Since the internet took off in the mid-1990s and sparked the modern tech era, this sector of our economy has been one of the most explosive generators of growth in our history. From e-commerce to social media to the app economy to the gig economy, innovators and entrepreneurs have capitalized on the democratic tenets of the tech ecosystem by creating new products designed to tackle problems faced by Americans every day. As a result, millions of people benefit daily from these advances. Yet these breakthroughs have also caused disruption.
This is not the first time our economy has experienced disruption. Government has a history of responding to innovations with new laws and regulations. In some cases, those responses were hasty and not based on evidence—failing to prioritize the concerns of Americans and unnecessarily stifling the innovative nature of the American economy. It is important for Congress to remember these lessons learned as they strive to strike the delicate balance between safety, privacy, and innovation.
It is also imperative that our maturing debate on technology’s role in our society is grounded in facts and evidence—that while we consider the risks, we equally weigh the rewards. America’s economy has undoubtedly benefited from the entrepreneurial nature of the tech ecosystem, as well as the products it has produced.
Finally, it is important to appropriately classify technology in our conversations. Technology and technology companies have injected efficiencies into American businesses—large and small—across industries. This highlights the complexity and significance of the regulatory conversations ahead of us.

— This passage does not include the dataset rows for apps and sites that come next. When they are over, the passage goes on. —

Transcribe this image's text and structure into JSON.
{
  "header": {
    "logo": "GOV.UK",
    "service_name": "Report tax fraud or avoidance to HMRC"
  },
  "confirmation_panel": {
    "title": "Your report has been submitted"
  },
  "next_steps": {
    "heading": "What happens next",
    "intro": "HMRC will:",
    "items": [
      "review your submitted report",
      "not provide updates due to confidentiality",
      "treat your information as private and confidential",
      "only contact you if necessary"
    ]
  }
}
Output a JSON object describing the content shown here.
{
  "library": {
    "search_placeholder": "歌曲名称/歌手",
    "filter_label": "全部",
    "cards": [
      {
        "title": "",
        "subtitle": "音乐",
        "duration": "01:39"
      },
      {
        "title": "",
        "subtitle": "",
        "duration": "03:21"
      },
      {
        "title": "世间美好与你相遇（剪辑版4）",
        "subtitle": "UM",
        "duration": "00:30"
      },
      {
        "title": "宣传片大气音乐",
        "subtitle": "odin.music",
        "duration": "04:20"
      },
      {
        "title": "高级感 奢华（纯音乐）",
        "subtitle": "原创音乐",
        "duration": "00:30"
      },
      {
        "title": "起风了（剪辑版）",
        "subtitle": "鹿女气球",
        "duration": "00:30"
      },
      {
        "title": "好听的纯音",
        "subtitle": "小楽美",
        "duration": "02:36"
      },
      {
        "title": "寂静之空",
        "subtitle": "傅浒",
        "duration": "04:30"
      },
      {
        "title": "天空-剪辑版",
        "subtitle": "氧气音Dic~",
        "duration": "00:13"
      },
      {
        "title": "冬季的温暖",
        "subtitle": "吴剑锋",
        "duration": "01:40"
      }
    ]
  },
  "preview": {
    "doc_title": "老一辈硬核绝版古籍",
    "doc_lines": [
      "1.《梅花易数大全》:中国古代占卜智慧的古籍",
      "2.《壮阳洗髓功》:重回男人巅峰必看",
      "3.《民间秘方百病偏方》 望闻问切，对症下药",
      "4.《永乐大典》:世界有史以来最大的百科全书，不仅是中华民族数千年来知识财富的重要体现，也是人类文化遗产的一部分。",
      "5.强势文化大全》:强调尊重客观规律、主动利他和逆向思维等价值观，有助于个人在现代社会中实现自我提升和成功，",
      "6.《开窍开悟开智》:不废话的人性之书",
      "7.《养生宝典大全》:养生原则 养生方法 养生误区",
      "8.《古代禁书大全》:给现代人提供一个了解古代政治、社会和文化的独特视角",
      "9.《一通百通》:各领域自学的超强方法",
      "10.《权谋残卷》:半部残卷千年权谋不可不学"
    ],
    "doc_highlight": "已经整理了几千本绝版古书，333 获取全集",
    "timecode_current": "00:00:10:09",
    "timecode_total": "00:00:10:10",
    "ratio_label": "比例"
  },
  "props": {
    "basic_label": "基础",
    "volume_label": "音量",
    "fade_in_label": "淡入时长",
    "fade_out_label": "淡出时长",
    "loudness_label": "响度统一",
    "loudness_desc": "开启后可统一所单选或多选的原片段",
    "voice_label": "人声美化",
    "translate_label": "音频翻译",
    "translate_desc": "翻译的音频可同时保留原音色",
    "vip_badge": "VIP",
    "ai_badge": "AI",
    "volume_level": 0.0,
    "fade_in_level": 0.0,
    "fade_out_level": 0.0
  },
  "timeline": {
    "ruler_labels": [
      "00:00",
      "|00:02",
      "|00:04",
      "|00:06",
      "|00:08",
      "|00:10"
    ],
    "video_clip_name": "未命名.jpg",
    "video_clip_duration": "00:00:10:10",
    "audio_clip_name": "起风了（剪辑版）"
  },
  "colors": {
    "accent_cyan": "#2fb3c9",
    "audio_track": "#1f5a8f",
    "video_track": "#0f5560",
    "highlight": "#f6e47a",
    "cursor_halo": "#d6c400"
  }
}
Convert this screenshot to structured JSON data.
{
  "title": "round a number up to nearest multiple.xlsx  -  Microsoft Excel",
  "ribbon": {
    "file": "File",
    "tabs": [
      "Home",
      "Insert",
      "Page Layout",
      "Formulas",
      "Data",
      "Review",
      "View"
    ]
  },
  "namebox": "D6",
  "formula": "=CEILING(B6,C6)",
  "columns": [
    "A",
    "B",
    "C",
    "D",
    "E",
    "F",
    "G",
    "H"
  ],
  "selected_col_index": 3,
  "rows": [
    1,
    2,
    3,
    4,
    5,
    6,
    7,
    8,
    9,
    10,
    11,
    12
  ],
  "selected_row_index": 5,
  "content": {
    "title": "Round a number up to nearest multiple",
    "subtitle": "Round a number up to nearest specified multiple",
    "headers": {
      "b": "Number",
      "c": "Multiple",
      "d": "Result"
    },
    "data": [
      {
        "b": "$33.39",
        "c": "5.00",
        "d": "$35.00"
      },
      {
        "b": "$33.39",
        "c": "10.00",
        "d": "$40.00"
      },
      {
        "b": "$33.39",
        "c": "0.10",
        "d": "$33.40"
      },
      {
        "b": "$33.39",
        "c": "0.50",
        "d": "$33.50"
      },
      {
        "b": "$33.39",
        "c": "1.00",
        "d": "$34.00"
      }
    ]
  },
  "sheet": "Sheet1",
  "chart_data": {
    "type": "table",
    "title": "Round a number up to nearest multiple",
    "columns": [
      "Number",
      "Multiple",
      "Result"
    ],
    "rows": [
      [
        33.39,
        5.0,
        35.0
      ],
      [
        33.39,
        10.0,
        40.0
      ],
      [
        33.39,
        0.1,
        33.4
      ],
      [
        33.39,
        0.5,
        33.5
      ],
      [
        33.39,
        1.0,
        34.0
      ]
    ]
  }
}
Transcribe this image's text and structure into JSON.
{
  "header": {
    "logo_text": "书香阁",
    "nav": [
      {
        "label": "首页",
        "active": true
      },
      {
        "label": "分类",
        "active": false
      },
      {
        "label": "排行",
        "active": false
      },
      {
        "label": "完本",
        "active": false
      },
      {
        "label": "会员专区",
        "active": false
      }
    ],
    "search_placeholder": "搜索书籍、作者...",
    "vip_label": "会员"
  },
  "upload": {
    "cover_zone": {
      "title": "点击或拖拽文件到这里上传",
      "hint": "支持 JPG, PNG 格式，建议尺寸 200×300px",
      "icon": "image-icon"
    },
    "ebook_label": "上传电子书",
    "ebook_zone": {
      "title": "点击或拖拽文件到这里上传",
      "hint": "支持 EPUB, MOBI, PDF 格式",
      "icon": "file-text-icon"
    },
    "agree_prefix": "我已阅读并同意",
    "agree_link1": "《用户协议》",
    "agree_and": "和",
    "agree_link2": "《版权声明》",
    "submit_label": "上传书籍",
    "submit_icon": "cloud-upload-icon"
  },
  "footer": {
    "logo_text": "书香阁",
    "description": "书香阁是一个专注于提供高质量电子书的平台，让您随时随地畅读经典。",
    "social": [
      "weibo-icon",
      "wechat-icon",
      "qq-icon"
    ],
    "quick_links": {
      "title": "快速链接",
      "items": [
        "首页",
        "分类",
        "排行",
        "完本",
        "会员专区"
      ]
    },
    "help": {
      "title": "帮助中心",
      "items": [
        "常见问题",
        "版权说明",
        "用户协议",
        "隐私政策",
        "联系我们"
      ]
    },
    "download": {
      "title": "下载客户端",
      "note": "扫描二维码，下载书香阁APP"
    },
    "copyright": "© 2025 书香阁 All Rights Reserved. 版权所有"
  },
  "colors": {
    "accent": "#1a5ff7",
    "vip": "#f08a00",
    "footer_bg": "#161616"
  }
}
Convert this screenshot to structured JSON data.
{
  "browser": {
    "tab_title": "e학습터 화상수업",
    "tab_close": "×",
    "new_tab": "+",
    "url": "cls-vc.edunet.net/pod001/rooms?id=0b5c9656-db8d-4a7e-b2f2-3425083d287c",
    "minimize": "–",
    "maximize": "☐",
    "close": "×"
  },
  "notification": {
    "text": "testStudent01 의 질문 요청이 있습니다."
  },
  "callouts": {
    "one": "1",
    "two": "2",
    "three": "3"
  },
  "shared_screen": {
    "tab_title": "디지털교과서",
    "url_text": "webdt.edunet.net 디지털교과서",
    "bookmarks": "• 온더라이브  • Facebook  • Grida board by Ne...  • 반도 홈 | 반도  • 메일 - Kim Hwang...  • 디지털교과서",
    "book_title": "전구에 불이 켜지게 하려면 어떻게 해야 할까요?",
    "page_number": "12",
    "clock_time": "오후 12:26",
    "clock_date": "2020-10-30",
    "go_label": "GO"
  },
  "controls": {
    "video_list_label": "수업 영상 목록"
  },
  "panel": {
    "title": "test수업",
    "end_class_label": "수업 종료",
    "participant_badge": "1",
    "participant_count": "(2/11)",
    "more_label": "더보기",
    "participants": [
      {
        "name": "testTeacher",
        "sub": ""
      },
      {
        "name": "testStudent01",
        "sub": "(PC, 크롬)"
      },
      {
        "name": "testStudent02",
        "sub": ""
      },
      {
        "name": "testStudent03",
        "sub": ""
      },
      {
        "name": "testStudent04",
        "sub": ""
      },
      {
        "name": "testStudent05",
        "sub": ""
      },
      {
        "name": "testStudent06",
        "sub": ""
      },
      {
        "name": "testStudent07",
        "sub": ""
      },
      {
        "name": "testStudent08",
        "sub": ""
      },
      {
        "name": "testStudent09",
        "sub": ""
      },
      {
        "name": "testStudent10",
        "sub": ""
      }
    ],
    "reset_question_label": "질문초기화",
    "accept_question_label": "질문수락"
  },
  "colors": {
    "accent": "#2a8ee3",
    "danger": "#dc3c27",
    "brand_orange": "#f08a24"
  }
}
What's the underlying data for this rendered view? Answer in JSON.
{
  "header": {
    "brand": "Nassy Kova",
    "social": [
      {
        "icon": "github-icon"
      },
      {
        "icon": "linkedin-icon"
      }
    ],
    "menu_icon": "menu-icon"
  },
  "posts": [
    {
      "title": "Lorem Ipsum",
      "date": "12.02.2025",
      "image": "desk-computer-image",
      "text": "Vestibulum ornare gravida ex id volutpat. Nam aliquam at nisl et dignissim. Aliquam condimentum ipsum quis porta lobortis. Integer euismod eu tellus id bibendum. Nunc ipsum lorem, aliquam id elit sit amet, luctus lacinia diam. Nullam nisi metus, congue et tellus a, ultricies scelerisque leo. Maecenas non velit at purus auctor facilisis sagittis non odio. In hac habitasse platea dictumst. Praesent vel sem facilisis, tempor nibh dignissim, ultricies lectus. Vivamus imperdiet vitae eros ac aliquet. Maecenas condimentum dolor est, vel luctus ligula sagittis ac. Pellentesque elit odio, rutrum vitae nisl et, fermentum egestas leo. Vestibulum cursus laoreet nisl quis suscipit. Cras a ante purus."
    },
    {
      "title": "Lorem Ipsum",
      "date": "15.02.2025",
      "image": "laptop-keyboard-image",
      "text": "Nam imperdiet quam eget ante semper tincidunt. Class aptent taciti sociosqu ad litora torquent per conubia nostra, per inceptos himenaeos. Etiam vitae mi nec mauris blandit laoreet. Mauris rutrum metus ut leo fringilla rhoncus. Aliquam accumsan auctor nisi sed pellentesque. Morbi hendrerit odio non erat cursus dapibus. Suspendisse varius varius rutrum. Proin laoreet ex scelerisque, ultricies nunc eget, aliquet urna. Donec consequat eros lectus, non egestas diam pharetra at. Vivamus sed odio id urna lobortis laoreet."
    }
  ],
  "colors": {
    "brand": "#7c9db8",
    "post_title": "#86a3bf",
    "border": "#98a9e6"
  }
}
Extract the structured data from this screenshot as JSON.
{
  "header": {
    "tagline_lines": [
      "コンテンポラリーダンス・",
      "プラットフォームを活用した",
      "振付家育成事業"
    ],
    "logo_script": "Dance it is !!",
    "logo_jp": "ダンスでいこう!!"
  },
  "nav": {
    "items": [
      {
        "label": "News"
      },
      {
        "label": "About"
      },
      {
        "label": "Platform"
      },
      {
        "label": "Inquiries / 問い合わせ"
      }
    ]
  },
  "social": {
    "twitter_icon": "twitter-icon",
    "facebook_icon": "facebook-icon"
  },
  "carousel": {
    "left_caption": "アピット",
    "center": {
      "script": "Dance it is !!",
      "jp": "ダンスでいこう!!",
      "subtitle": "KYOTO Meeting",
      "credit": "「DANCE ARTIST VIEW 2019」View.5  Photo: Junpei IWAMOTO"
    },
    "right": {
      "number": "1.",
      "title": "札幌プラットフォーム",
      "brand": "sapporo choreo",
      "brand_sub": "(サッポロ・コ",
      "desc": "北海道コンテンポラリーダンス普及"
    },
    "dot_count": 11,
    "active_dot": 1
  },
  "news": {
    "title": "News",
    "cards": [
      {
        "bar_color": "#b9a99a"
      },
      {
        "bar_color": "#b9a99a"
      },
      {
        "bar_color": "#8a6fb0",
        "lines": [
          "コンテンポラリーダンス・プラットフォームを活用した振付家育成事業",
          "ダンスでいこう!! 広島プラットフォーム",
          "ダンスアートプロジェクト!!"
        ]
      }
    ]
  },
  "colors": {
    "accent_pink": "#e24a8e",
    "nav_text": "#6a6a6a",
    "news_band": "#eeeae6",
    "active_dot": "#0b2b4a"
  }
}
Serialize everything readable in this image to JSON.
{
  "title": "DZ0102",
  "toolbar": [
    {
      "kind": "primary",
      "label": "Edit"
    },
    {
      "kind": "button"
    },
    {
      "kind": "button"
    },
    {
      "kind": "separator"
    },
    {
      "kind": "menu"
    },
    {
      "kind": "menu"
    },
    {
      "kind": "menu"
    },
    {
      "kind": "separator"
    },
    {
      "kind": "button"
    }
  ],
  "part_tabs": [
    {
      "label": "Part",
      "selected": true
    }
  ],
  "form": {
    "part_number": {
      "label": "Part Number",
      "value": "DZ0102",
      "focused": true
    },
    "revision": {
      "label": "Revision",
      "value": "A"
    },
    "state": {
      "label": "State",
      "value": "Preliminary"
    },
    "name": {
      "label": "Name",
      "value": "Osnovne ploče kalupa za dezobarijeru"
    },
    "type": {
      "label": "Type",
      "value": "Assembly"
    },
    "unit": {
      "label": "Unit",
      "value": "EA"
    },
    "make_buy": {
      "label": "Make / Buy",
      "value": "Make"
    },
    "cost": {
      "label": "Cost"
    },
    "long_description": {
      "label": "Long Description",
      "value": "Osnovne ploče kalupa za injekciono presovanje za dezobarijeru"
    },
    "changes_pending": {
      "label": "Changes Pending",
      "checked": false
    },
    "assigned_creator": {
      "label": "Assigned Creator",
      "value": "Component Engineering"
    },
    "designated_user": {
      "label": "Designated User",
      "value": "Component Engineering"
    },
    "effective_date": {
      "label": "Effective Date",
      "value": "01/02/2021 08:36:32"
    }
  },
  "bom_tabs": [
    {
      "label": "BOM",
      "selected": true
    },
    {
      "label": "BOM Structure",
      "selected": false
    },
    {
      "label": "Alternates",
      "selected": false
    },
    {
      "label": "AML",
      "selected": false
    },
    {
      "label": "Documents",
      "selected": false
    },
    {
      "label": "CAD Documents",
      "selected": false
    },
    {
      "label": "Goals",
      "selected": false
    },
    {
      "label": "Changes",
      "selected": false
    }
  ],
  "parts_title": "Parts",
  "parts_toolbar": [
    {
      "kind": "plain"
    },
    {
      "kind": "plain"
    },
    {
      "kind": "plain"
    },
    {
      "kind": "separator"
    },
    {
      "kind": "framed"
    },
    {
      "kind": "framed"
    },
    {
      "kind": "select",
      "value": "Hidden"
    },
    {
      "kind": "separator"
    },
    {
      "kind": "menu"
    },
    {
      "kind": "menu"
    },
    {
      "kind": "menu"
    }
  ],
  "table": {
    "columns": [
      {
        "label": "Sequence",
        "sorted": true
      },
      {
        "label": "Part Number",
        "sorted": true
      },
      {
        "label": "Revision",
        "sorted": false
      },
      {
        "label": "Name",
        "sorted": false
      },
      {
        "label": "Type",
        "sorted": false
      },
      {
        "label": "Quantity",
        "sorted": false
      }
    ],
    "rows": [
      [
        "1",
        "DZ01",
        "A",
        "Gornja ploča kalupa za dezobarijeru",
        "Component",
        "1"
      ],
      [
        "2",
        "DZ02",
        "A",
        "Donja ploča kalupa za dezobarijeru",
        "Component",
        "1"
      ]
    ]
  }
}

Tackling these challenges won’t be easy, especially given the accelerated rate of innovation in the tech sector. But smart and appropriate action is possible if all the relevant parties work together to thoughtfully evaluate our current challenges and depend on data and evidence to guide those conversations. The U.S. Chamber of Commerce looks forward to engaging in this process and continuing our work to support responsible and effective tech policy.